Monday, June 15, 2015   Paul Clement

On May 12th 2015 I attended our sister company’s (AFIMAC) Annual HR and Security Forum where I, as a team member with no experience in HR or security, had the chance to learn tips and techniques for dealing with a variety of situations from leading experts in these fields. One of my favourite seminars of the day was “Leading in and Overcoming Toxic Team Environments” which was presented by the knowledgeable Peggy Brown from Core At Work Inc. Her take on the effects company culture can have on productivity and team performance, not to mention the potential risks that can arise from a toxic environment was a perspective that I had not yet considered in my young career.

Peggy’s presentation did not fail to deliver many insightful points but at the end of the day there was one quote that stuck with me specifically, “culture eats strategy for lunch”. What I think Peggy meant by this was that no matter how defined, impactful, or critical a strategy may be, if the culture within the working team is toxic, then the initiative will be severely delayed or worse, inevitably fail.

I like to think of myself as extremely lucky because I believe that ISB Canada has developed a productive and trusting company culture. I can, however, recall instances where many of the lessons that Peggy presented could have been used to improve the quality of team communication. I have written on company culture before in past blogs and how important it is for the company as a whole. Considering its importance, however, on a team level was an angle that I had not thought of and I found myself asking what I could do better to improve our culture further.

I have admittedly been guilty of stonewalling on occasion either by not giving a project enough of my time or attention, but I never realized the negative domino effect that could result of this sort of action. Stonewalling, (as I learned from Peggy) is one of the major team toxins that diminish trust and team performance on projects, so I have since made myself more aware of this tendency and try to avoid going down that path from the outset. This is only one example of the several team toxins that Peggy spoke about but each can be as detrimental as the next.

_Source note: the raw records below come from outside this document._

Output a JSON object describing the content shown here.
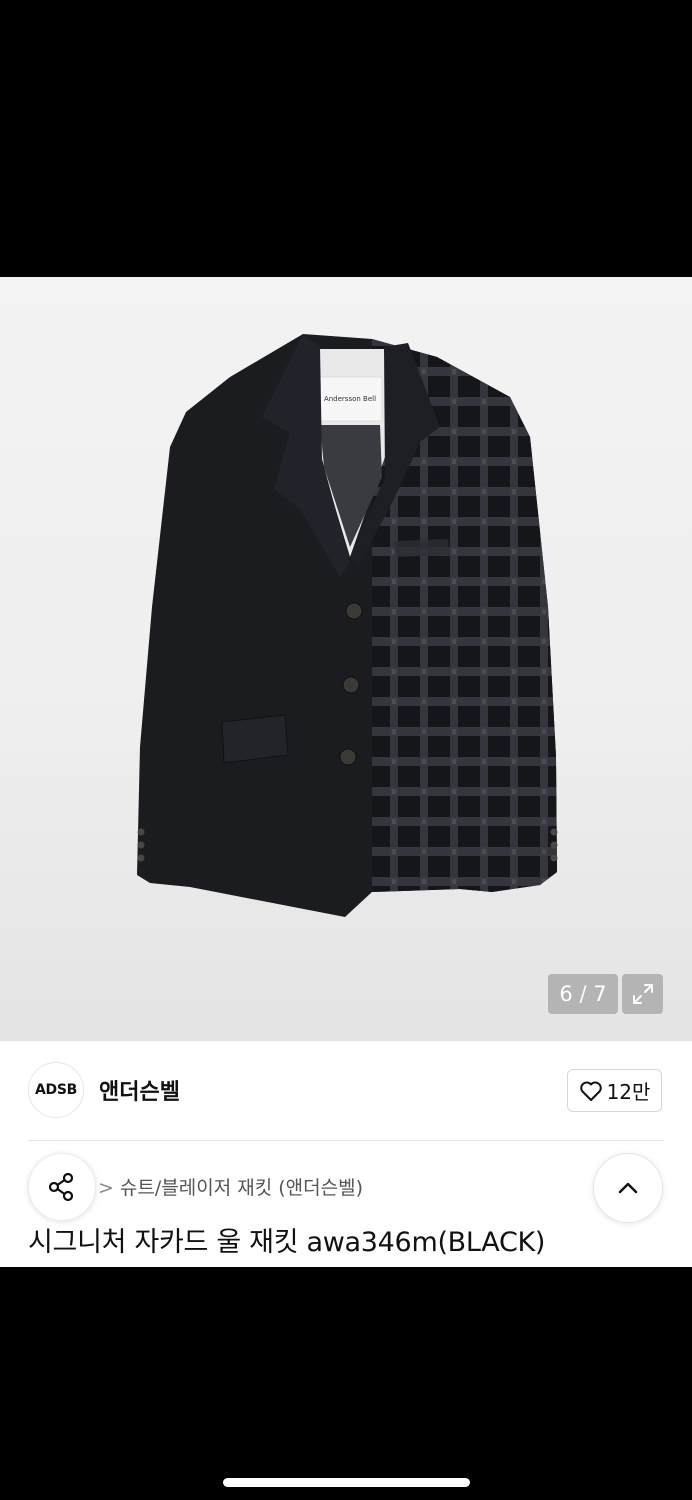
{
  "gallery": {
    "counter": "6 / 7",
    "product_tag_text": "Andersson Bell"
  },
  "brand": {
    "logo_text": "ADSB",
    "name": "앤더슨벨",
    "like_count": "12만"
  },
  "breadcrumb": {
    "separator": ">",
    "category": "슈트/블레이저 재킷 (앤더슨벨)"
  },
  "product": {
    "title": "시그니처 자카드 울 재킷 awa346m(BLACK)"
  },
  "icons": {
    "expand": "expand-icon",
    "heart": "heart-icon",
    "share": "share-icon",
    "scroll_top": "chevron-up-icon"
  },
  "colors": {
    "jacket": "#1b1c20",
    "plaid": "#3a3b42",
    "background": "#000000",
    "panel": "#ffffff"
  }
}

Overall it was a great lesson on how to navigate negative communication and it definitely raised my awareness of the potential risks associated with toxic environments. I think every company should be interested in increasing motivation and trust within their workforce because there are so many benefits in promoting a great company culture that you really can’t afford not to. The important thing to remember when dealing with culture is that it is everyone’s responsibility to uphold and manage, not just the manager or the CEO, and at the end of the day the failure to communicate can result in either the success or failure of projects or even long term strategies.